» What you will do:
In the data below, how many lines contain the string "your"? Give only the number.

» Supplied data:
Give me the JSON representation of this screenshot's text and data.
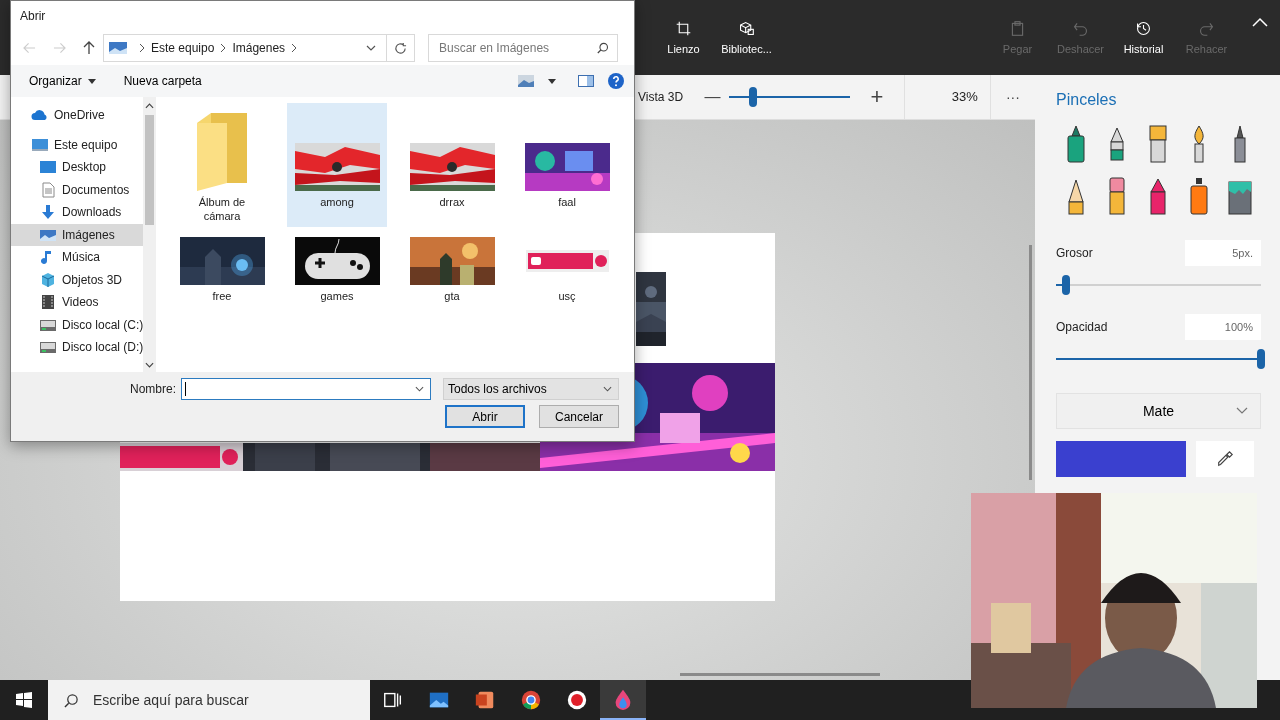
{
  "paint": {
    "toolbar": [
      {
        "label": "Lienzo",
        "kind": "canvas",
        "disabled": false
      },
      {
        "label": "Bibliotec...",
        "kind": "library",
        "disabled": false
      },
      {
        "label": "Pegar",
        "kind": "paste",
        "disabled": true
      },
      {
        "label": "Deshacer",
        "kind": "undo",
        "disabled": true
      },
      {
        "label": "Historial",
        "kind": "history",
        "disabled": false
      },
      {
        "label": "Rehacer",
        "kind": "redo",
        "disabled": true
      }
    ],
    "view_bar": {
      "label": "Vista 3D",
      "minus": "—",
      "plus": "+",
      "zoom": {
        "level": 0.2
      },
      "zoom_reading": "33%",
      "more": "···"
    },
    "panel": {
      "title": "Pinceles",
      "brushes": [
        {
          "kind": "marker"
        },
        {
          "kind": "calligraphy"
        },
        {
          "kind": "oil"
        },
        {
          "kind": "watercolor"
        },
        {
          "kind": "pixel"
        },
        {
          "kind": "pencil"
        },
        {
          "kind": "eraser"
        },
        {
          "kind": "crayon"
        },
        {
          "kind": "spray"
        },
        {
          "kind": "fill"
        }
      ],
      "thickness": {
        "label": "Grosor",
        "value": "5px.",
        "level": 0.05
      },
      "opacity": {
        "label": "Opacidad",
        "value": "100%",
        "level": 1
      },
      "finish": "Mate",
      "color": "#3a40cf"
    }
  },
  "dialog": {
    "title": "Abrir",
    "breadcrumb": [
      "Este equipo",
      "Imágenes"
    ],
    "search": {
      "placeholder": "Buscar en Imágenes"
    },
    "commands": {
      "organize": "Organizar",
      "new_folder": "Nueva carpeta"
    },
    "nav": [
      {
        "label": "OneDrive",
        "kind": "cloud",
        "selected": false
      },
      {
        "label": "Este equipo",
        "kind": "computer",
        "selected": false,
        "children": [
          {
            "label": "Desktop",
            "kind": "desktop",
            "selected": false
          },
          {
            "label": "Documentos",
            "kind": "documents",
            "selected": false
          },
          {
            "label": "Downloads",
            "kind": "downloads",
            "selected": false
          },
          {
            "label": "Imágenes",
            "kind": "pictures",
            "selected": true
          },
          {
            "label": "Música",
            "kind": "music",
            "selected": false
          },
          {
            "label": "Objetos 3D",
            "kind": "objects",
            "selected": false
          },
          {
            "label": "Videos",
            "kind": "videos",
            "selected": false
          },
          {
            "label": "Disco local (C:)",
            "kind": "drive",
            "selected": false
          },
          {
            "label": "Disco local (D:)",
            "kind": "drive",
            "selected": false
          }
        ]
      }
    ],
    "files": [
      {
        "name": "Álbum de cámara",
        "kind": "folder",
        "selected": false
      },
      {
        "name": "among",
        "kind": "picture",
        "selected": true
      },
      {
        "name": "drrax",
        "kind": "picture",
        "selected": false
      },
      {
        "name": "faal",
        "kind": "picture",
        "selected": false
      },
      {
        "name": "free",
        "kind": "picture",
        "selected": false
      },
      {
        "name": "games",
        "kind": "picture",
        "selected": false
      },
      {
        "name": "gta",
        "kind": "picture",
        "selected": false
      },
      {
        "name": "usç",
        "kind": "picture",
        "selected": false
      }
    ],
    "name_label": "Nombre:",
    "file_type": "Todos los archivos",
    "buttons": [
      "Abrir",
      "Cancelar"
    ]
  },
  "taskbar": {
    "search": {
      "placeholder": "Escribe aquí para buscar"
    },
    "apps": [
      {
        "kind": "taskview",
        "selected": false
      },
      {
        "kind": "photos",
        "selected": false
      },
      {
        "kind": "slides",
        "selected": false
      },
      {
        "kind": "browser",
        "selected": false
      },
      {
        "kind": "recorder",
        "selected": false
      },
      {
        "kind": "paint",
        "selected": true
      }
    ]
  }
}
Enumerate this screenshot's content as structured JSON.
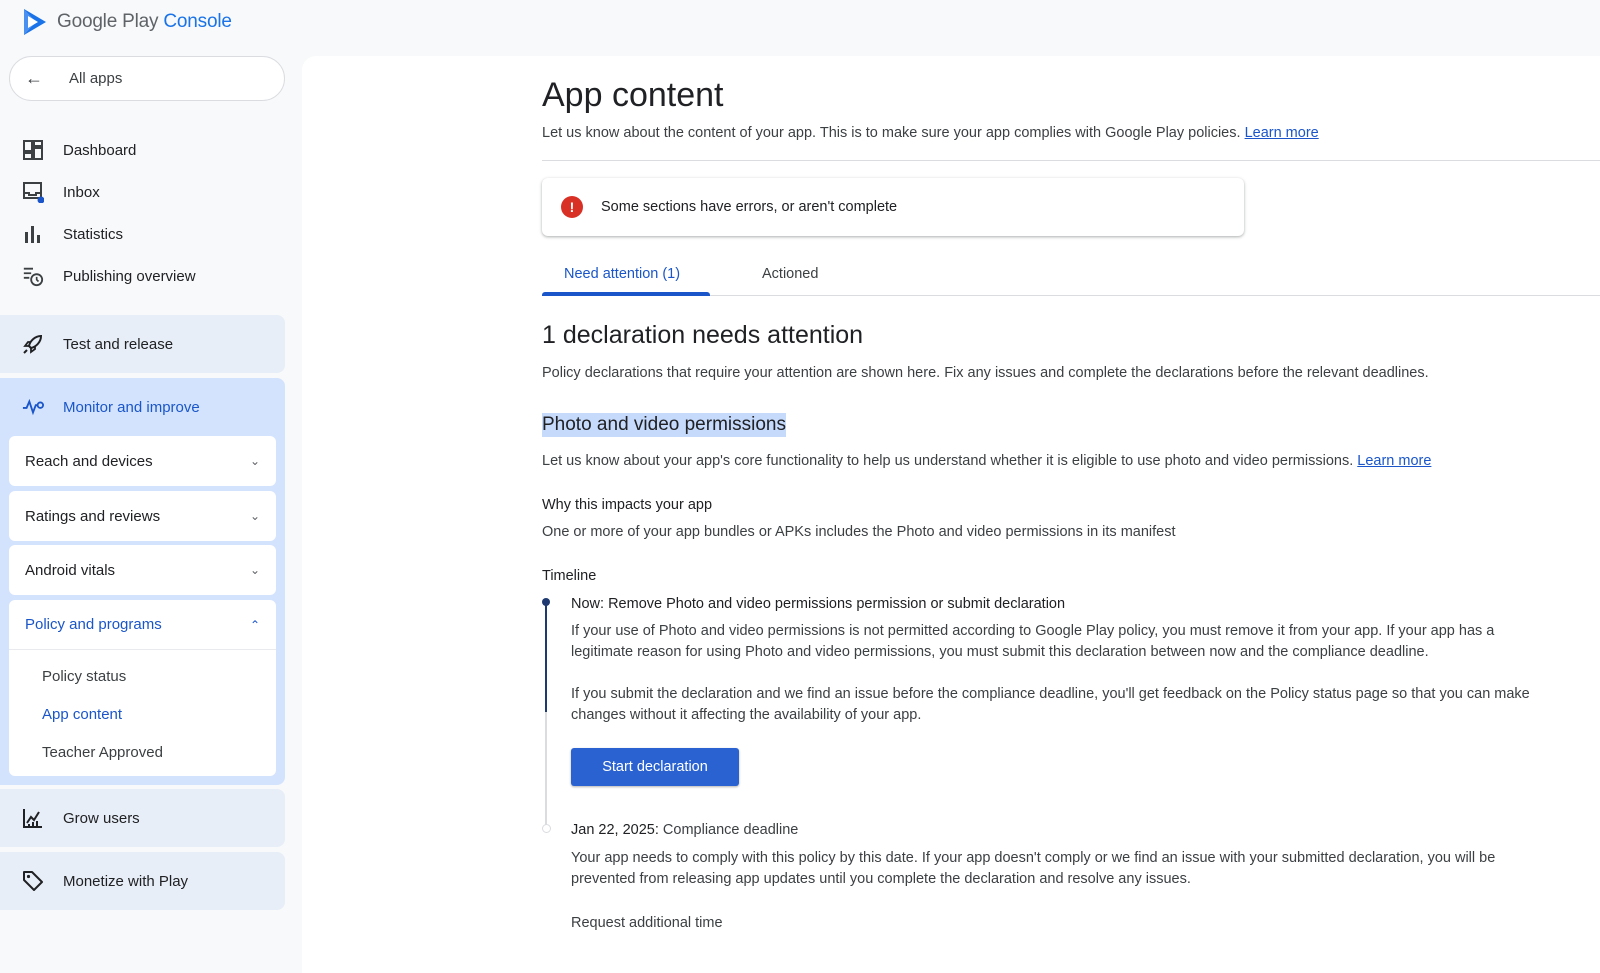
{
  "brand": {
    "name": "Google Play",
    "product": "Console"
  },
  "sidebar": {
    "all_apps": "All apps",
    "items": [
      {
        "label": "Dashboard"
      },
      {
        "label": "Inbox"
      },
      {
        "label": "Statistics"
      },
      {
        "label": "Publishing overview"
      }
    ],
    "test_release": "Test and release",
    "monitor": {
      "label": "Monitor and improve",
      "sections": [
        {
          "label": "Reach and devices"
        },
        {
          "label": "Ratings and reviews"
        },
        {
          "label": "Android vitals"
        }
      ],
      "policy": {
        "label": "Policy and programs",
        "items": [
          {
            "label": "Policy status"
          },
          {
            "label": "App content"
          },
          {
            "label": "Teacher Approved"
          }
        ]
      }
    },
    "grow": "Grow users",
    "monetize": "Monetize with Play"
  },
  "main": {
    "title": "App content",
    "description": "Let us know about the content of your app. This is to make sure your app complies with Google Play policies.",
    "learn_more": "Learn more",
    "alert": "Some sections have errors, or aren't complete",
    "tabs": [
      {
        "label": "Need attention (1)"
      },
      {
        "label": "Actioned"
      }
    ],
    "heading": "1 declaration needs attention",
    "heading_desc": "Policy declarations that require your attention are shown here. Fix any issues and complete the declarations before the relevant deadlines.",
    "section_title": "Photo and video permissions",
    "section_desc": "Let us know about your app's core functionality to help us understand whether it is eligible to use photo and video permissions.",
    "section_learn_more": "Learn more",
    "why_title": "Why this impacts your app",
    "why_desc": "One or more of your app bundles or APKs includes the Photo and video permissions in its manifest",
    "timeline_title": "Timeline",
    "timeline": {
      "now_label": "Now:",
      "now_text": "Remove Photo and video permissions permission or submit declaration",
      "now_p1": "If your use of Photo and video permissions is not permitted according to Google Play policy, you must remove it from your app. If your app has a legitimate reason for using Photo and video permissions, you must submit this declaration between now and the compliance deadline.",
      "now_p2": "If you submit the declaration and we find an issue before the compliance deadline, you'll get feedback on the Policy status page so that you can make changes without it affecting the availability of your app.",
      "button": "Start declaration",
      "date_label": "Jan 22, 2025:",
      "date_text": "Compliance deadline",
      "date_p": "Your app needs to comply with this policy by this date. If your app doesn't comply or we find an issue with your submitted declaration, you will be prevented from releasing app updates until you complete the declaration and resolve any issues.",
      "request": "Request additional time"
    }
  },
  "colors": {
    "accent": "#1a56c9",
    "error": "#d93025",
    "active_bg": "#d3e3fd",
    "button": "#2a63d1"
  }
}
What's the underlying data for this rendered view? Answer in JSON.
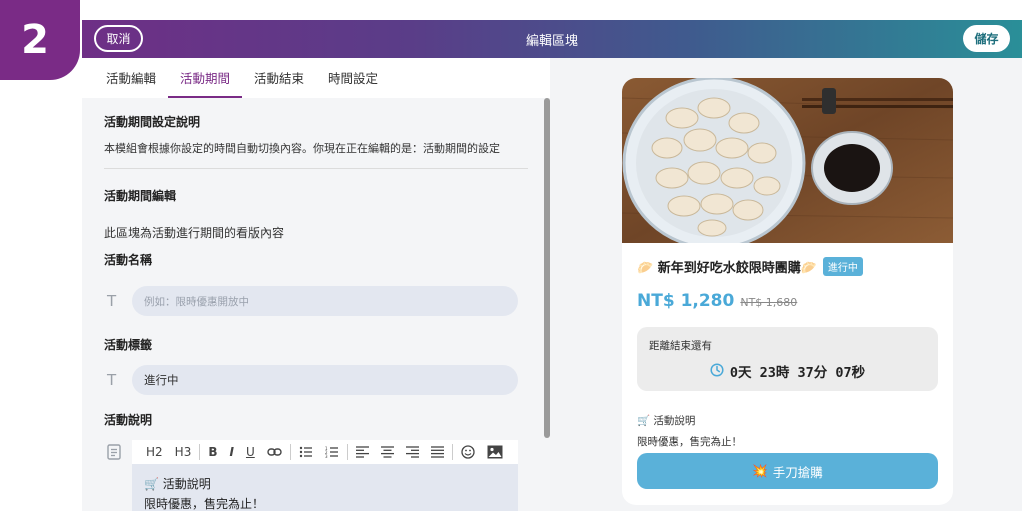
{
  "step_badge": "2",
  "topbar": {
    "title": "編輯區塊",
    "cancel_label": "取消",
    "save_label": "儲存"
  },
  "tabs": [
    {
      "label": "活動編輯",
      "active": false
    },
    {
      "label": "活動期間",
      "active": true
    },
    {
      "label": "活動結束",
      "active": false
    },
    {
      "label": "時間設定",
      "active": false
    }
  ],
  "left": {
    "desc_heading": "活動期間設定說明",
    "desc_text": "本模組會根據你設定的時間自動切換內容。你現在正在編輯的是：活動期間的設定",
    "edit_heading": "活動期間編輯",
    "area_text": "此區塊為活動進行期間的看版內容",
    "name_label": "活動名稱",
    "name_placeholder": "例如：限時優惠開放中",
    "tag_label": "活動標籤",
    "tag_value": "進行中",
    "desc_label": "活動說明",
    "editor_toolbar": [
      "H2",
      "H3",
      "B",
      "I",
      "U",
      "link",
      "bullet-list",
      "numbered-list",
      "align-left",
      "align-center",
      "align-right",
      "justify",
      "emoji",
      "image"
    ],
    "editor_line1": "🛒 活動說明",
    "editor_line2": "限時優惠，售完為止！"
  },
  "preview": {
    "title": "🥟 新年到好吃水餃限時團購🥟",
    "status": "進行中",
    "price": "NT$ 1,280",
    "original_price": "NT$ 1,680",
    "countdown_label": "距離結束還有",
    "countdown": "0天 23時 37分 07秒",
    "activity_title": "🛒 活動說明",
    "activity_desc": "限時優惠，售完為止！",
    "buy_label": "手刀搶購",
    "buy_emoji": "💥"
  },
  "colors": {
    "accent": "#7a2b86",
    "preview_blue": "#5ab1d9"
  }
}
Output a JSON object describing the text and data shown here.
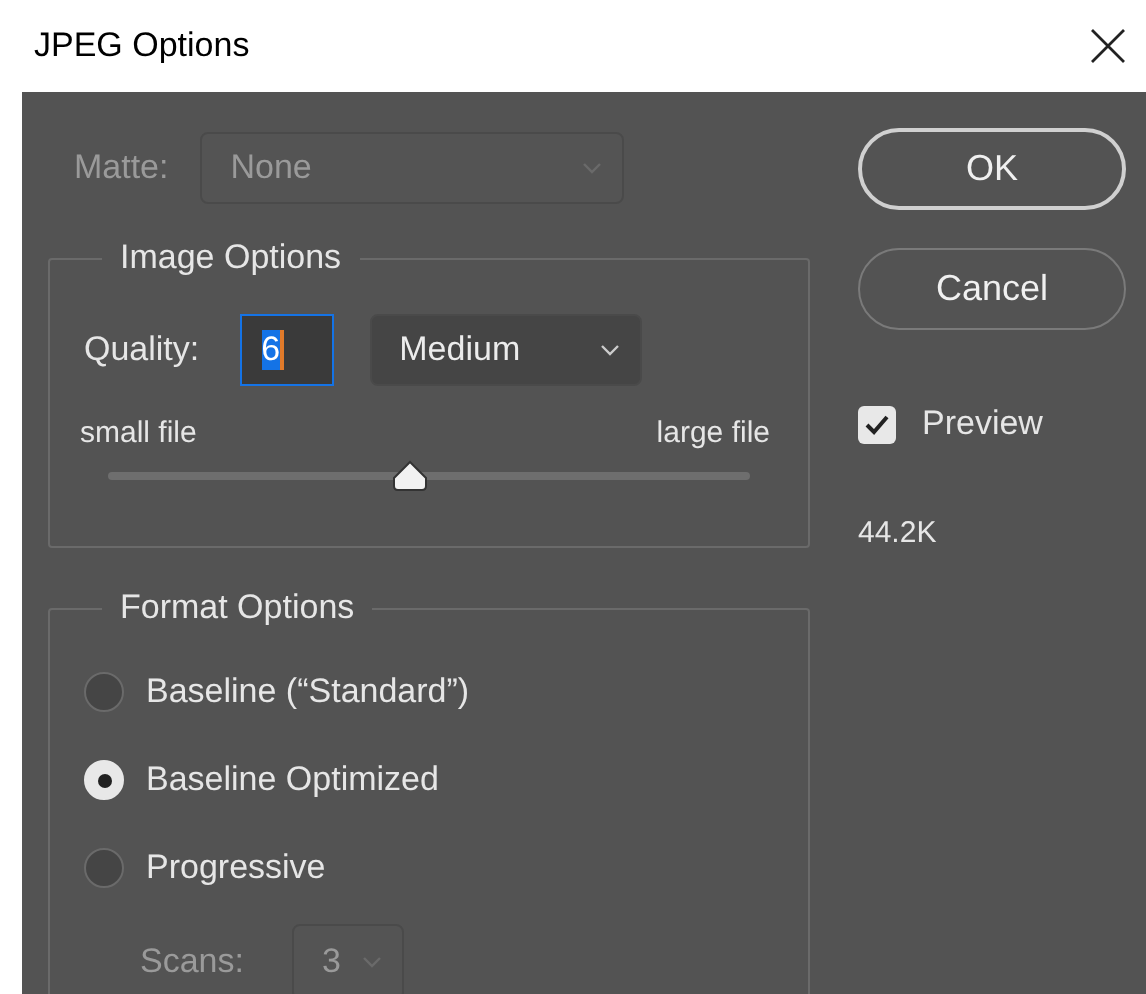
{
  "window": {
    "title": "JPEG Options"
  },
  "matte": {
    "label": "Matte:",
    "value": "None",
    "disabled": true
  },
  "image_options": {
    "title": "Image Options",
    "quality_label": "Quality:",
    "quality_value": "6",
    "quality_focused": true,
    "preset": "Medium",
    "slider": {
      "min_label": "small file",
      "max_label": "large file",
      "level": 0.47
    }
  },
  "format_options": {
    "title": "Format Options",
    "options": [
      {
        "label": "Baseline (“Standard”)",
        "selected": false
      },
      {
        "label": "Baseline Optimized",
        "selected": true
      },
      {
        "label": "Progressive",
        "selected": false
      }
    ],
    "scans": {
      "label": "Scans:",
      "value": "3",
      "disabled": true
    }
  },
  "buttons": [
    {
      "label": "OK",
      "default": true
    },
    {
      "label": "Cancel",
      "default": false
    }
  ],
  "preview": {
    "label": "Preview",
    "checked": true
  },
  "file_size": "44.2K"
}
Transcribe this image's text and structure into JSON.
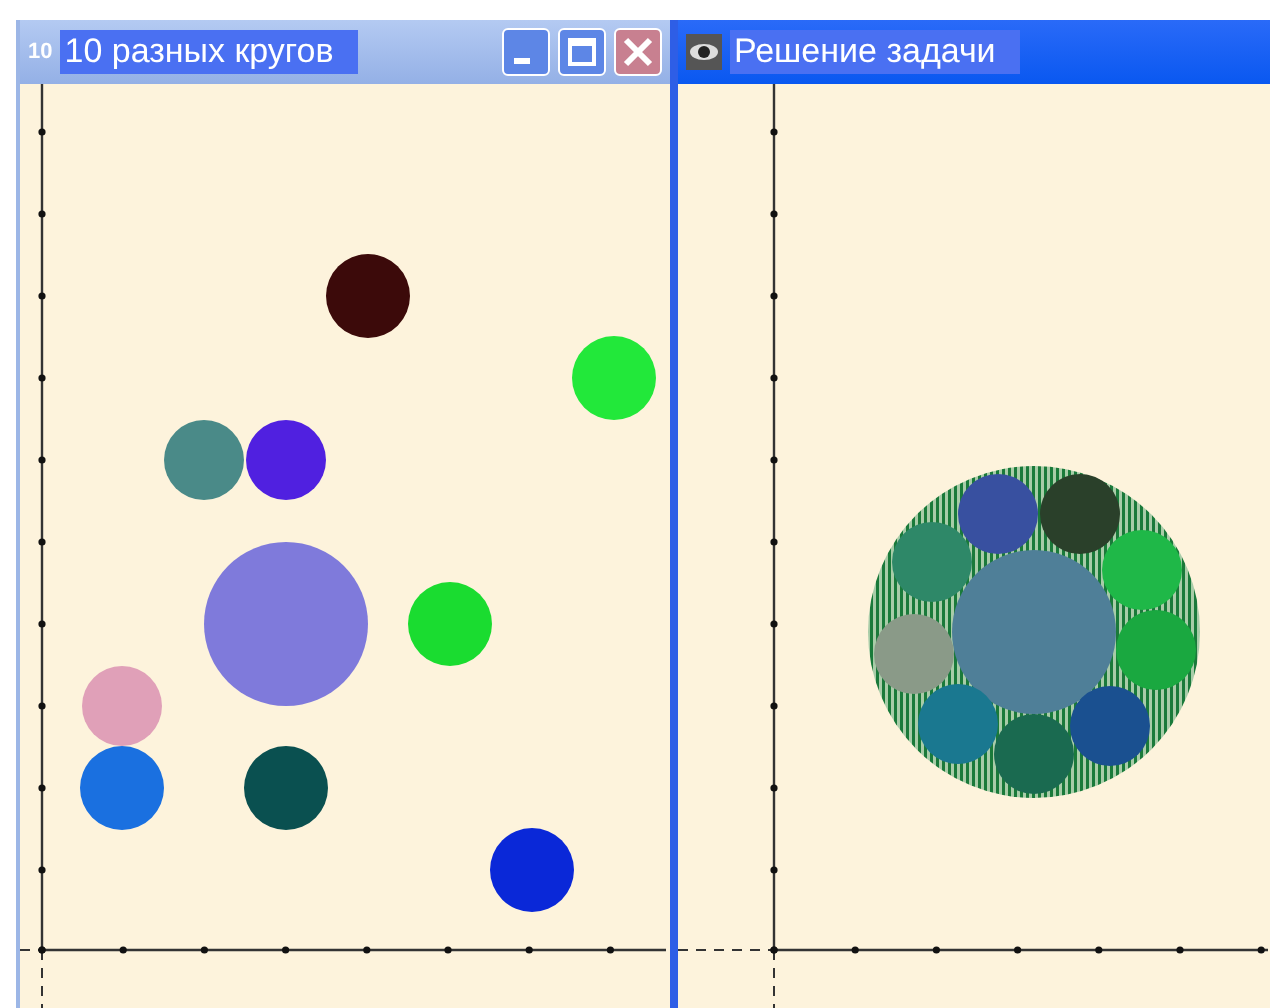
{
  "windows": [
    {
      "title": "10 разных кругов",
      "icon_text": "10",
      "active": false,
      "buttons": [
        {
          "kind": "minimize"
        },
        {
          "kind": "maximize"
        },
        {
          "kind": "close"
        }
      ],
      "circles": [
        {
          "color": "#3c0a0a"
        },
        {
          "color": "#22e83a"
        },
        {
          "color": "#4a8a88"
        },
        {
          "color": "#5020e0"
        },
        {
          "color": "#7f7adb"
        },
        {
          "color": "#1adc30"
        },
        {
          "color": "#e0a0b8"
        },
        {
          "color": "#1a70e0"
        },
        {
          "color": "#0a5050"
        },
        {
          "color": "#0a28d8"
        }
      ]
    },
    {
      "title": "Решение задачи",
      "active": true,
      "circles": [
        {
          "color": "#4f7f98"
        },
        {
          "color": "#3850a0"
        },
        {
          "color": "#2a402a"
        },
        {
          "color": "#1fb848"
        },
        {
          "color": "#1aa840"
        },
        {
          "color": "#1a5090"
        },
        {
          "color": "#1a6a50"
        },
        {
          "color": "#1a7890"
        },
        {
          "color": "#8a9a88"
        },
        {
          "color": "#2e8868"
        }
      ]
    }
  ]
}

» Task answer:
8